Thursday, December 4, 2008

Setting Christmas Spending Limits

Two days after Thanksgiving my hubbs and I had taken our boys to look around Toys R Us. I know. Not the smartest move, but they wanted special time out with Mom and Dad and it's one of their favorite stores.

One of the first things we noticed was the amount of toys being piled in the carts, and these were not cheap toys. My husband and I looked at one another, both thinking the same thing: money problems abound yet parents are spending like there's no tomorrow.

This morning on my favorite local morning radio show they had a guest on, Dr. Matt Sellers (totally guessing on how to spell his last name). The good doc is a psychiatrist and one of his biggest points was on how not to disappoint your kids this Christmas if it looks as though you honestly need to cut back.

Point 1 - Be honest with your kids. Let them know money's a little tight this year, and that even Santa's had to cut back. Believe it or not, they'll understand. How do I know? Because we did this very thing with our kids about a month ago. We've never been able to give our kids tons, but we had to let them know that because we don't have daddy's second job anymore, beyond Santa's gift they'd be getting just one present from us (and their stockings). I was incredibly relieved, and utterly pleased, when they all said, "It's okay."

Let your children know everyone hits hard times. Everyone! Just because things are tight this year doesn't mean they'll be the same next year.

If things are bad enough you can't afford presents, talk to your kids about how there may be other families who are having very difficult times, or children who are in hospitals and won't even get to be home for Christmas, and then give them the option to be generous.
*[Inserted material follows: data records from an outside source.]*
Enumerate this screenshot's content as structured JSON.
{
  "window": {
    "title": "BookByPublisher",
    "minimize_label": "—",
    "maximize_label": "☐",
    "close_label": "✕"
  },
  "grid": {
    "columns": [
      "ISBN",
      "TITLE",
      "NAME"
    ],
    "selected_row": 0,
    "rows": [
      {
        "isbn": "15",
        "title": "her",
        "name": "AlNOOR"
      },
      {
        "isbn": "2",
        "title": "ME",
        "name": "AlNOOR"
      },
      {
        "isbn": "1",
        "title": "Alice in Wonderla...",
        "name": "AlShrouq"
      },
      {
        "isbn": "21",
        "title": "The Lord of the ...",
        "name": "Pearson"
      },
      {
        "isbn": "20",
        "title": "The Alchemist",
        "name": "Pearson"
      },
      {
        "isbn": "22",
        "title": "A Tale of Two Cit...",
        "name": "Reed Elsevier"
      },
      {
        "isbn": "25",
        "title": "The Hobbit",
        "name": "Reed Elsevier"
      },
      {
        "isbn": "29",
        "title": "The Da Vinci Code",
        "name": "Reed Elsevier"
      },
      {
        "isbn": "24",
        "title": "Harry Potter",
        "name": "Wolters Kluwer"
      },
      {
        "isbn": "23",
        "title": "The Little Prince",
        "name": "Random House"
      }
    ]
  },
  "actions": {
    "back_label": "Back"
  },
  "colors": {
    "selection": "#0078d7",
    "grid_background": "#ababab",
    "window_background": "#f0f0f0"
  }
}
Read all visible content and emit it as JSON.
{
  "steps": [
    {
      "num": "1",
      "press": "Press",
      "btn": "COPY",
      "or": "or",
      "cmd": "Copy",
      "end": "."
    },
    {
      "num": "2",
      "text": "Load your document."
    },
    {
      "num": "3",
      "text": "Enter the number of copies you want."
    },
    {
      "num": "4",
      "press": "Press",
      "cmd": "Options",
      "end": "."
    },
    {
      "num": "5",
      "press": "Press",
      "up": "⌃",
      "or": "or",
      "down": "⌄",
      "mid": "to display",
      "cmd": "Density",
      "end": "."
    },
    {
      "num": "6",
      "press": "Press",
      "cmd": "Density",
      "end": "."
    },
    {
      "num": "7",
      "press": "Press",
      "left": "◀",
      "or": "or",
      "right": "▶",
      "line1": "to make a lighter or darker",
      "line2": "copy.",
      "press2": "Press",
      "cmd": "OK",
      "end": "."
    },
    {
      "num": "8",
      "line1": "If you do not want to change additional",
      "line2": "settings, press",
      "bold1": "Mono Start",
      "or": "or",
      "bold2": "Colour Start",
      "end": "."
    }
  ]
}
Tell them Santa might appreciate being able to make sure these children/families get presents, because otherwise they might not get anything at all.

Point 2 - Make Christmas about so much more than presents. We frequently hear people complaining that this holiday is too much about the commercialism and not about the true meaning. Perhaps we've muttered the words a time or two ourselves. Now can be the year you put the idea of making Christmas about Christ into action. Now is the time to bring that peaceful spirit into the lives of your family. Look to making new and more meaningful traditions.

Bake cookies or bread and take them to neighbors in need. Go caroling. Look for free concerts. Check out all the houses decorated with lights. One tradition I hope to begin this year will be reading "The Forgotten Carols" with my kids (if you haven't heard of it, look soon for a review on Mel's Book List ;D). Read through the story of the birth of Christ. Try acting the story out. There are so many possibilities.

Point 3 - Be mindful of what you're spending. The good doctor said when we're feeling strapped, down and depressed, too many of us try to deny it and spend, spend, spend. Then come January when all the bills come due we fall into deeper depressions.

I have lived in denial when it comes to money. It's too easy to do. The thing we all have to come to realize is eventually denial is trumped by reality. It is so important to bite the bullet and deal with the harshness when it comes. Times are hard right now. That doesn't mean they won't be better by this time next year, or in two years. If we learn to be honest enough with ourselves, to recognize the need to cut back for now, we will be happier in the long run.

In other words, deal with the fact that spending less now will leave you more after the holidays. Sit down, look over what you have to spend, and stay within those limits! It really is just that easy (No Errin. Not even if it's on mega-sale).

Quick review: be honest with your kids, look to making new traditions to make Christmas more meaningful, and watch what you spend. Good luck!

1 comment:

Cynthia said...

I was so happy when my 5 year old reminded me and his sister that Christmas isn't all about presents, but Jesus' birth! I have always tried to keep gifts "small" and this year I decided too to cut back to one gift from Santa. Why not have it be one special gift? I love that idea. I told my kids that Santa has to give to all the other kids in the world too. I also decided on a new tradition I want to do (guess I better get on it though! Christmas is coming so quick!) But that we go out to eat as a family and then hit the "Family Dollar" store (this isn't the dollar store) and we each break off and pick a gift for each family member, as secretly as possible :).
Now I just need to keep on convincing husband that Family Dollar is a better choice than Target because it's cheaper and less overwhelming...
We've never had the kids pick for each other or for me and hubby, and I wanted to bring the focus into the joy of giving something to each family member.
Thanks for sharing your insight on this issue Laurie!